A survey of 157 public-private partnership practitioners in 60 countries carried out in May this year provided useful insights on how the pandemic will impact the short-, medium and long-term prospects of infrastructure projects – including those launched through public-private partnerships (PPPs).
Overwhelmingly, practitioners pointed out that it is time for refocused and more relevant projects, that are more defensible, sustainable and resilient, and which include improved collaboration and cooperation between the public and private sectors in redefined partnerships.
This general observation is a direct outcome of the impacts of the global financial crises caused by the worldwide pandemic, which is placing immense pressure on the resources of both the public and private sector, especially where it comes to providing alternative financing for infrastructure projects (ie PPPs).
Declining fiscal revenues have resulted in an immediate shortfall in the availability of government funding for projects. Although the focus is on short-term impacts, there is consensus that we are in for the long haul. Many experts feel that it could take two to three years for the world’s economy to reach pre-Covid levels.
In cash strapped countries around the world there is an emerging paradigm shift when it comes to identifying and prioritising projects that have value, not only in the sense of value for money, but also in the sense of value for people and value for the future. Future proponents of projects are going to be pressed to motivate the need for projects that do not help countries achieve their Sustainable Development Goals (SDGs) or which do not support the recovery of post pandemic economies.
This is also a concern of governments regarding current projects.
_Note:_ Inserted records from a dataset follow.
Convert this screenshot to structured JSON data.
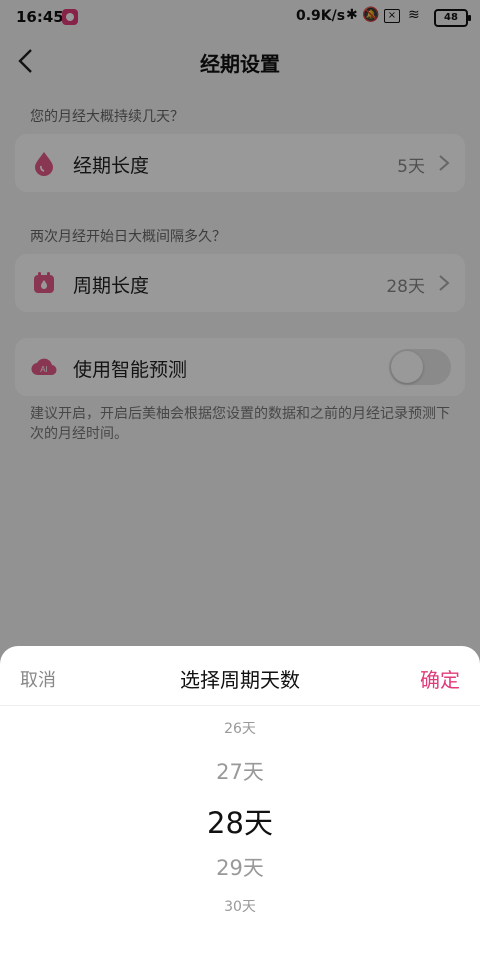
{
  "status": {
    "time": "16:45",
    "speed": "0.9K/s",
    "battery": "48"
  },
  "header": {
    "title": "经期设置"
  },
  "period": {
    "question": "您的月经大概持续几天？",
    "label": "经期长度",
    "value": "5天"
  },
  "cycle": {
    "question": "两次月经开始日大概间隔多久？",
    "label": "周期长度",
    "value": "28天"
  },
  "smart": {
    "label": "使用智能预测",
    "icon_text": "AI",
    "enabled": false
  },
  "hint": "建议开启，开启后美柚会根据您设置的数据和之前的月经记录预测下次的月经时间。",
  "sheet": {
    "cancel": "取消",
    "title": "选择周期天数",
    "confirm": "确定",
    "options": [
      "26天",
      "27天",
      "28天",
      "29天",
      "30天"
    ],
    "selected": "28天"
  },
  "colors": {
    "accent": "#e23a7a",
    "icon_pink": "#e55a8a"
  }
}
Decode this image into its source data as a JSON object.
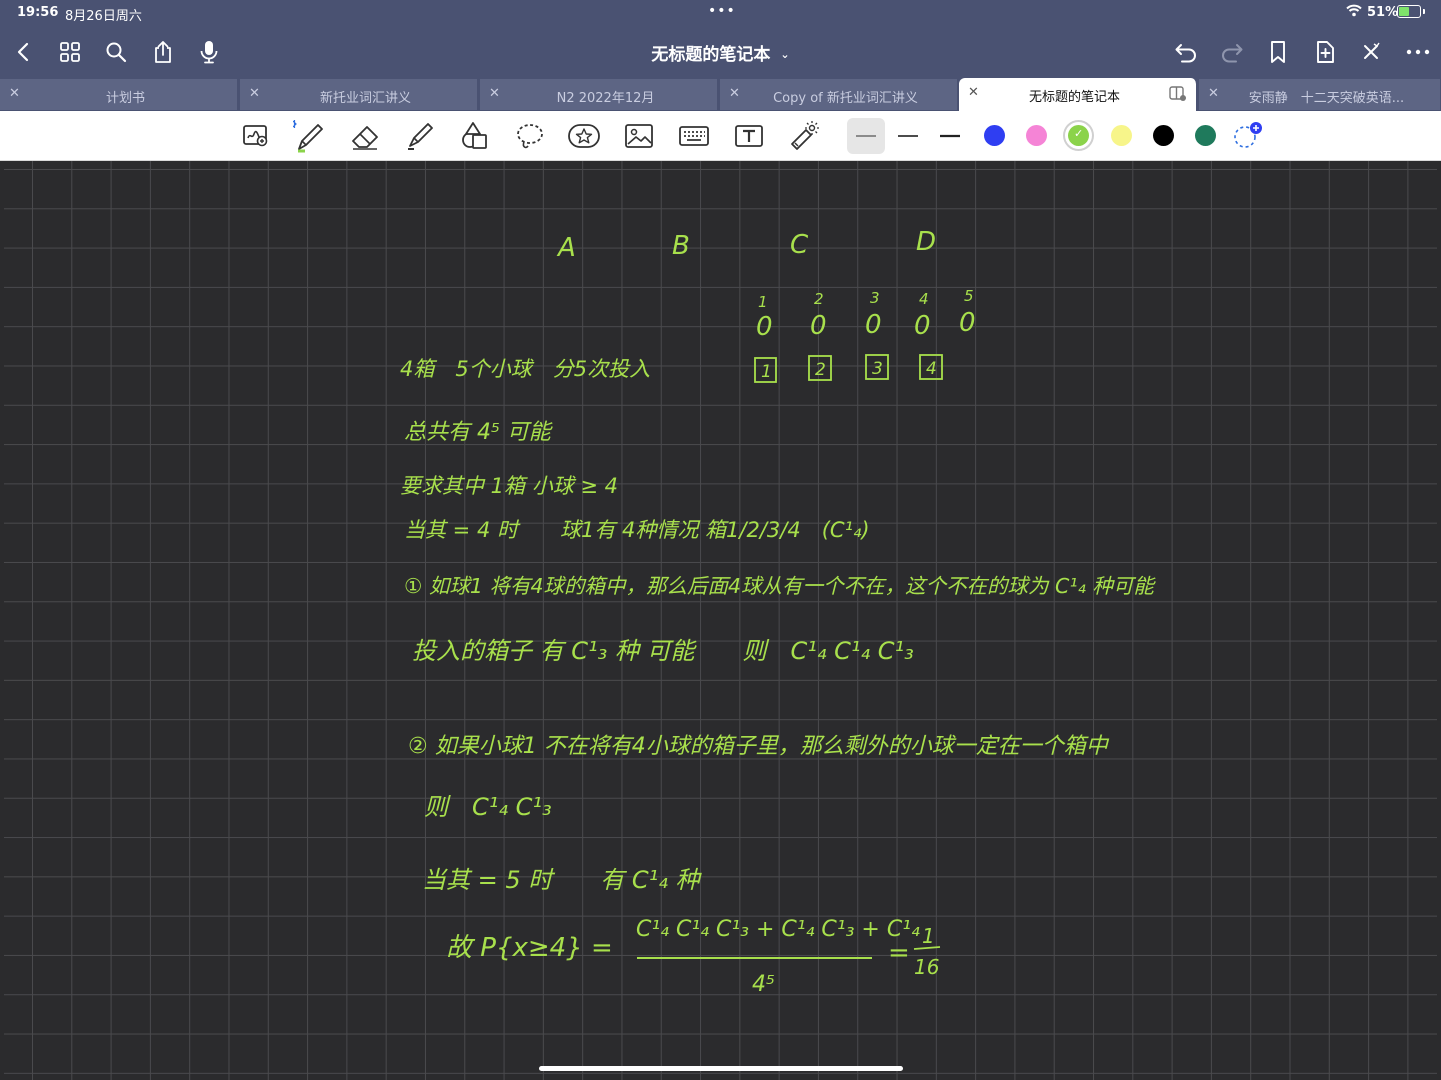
{
  "status_bar": {
    "time": "19:56",
    "date": "8月26日周六",
    "dots": "•••",
    "battery_pct": "51%",
    "battery_level": 0.51
  },
  "nav_bar": {
    "title": "无标题的笔记本",
    "icons_left": [
      "back-icon",
      "grid-icon",
      "search-icon",
      "share-icon",
      "mic-icon"
    ],
    "icons_right": [
      "undo-icon",
      "redo-icon",
      "bookmark-icon",
      "add-page-icon",
      "close-icon",
      "more-icon"
    ]
  },
  "tabs": [
    {
      "label": "计划书",
      "active": false
    },
    {
      "label": "新托业词汇讲义",
      "active": false
    },
    {
      "label": "N2 2022年12月",
      "active": false
    },
    {
      "label": "Copy of 新托业词汇讲义",
      "active": false
    },
    {
      "label": "无标题的笔记本",
      "active": true
    },
    {
      "label": "安雨静　十二天突破英语...",
      "active": false
    }
  ],
  "toolbar": {
    "tools": [
      "zoom-window-tool",
      "pen-tool",
      "eraser-tool",
      "highlighter-tool",
      "shapes-tool",
      "lasso-tool",
      "sticker-tool",
      "image-tool",
      "keyboard-tool",
      "text-tool",
      "laser-pointer-tool"
    ],
    "colors": [
      "#2f3ef2",
      "#f584d6",
      "#8bd34a",
      "#f7f58a",
      "#000000",
      "#1f7a5c"
    ],
    "selected_color": "#8bd34a",
    "ink_color": "#a8e04c"
  },
  "notes": {
    "header_letters": [
      "A",
      "B",
      "C",
      "D"
    ],
    "balls": [
      "0",
      "0",
      "0",
      "0",
      "0"
    ],
    "ball_indices": [
      "1",
      "2",
      "3",
      "4",
      "5"
    ],
    "boxes": [
      "1",
      "2",
      "3",
      "4"
    ],
    "line1": "4箱　5个小球　分5次投入",
    "line2": "总共有 4⁵ 可能",
    "line3": "要求其中 1箱 小球 ≥ 4",
    "line4": "当其 = 4 时　　球1有 4种情况 箱1/2/3/4　(C¹₄)",
    "line5": "① 如球1 将有4球的箱中，那么后面4球从有一个不在，这个不在的球为 C¹₄ 种可能",
    "line6": "投入的箱子 有 C¹₃ 种 可能　　则　C¹₄ C¹₄ C¹₃",
    "line7": "② 如果小球1 不在将有4小球的箱子里，那么剩外的小球一定在一个箱中",
    "line8": "则　C¹₄ C¹₃",
    "line9": "当其 = 5 时　　有 C¹₄ 种",
    "line10_left": "故 P{x≥4} =",
    "line10_numerator": "C¹₄ C¹₄ C¹₃ + C¹₄ C¹₃ + C¹₄",
    "line10_denominator": "4⁵",
    "line10_result_num": "1",
    "line10_result_den": "16"
  }
}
Governments will have to do a hard reassessment of current infrastructure projects and infrastructure project pipelines to determine whether current PPP projects that are struggling to survive should be allocated resources out of the pool of shrinking resources. In essence an objective ‘triage’ assessment of projects will have to be completed that determines the survivability of current projects and the desirability of future projects.
These decisions cannot be taken in a vacuum however. They will require collaboration between many. Due to highly politicised decision spaces regarding the distribution of scarce resources, decisions will require focused collaboration that includes project partners in the public and private sectors (especially for PPPs), ministerial stakeholders, and members of civil society. Vanity projects will most certainly be rejected in lieu of projects that will address the immediate and long-term recovery needs of stressed economies.
Mega-projects on hold
As part of the ongoing refocusing, it is likely that mega-projects will be put on hold due to their excessive financing demands. Medium size projects that could be phased to reach the ultimate goals of mega infrastructure projects will be more favoured. An emerging paradigm shift will require government strategies and implementing guidelines to lay out harmonised forward looking approaches at both sub-national and national level.
‘Future forward’ thinking infrastructure projects will require comprehensive feasibility studies and revised selection criteria that include their sustainability, resilience, and regeneration potential. It is only projects that have passed this ‘sniff’ test that will be defensible. These will most likely be healthcare, educational and smart and green transportation infrastructure projects.
Many project proponents, potential developers and investors are also emphatic that transparent and competitive tenders will have to be launched to ensure value for money. On the other hand, the private sector as an innovation source might require accommodation for unsolicited proposals as long as they are turned into competitive procurements that protect the intellectual property of the original proponent.
David Baxter is an international development consultant at the International Sustainable Resilience Center of PPPs (ISRC) and a steering committee member of the World Association of PPP Units and Professionals (WAPPP).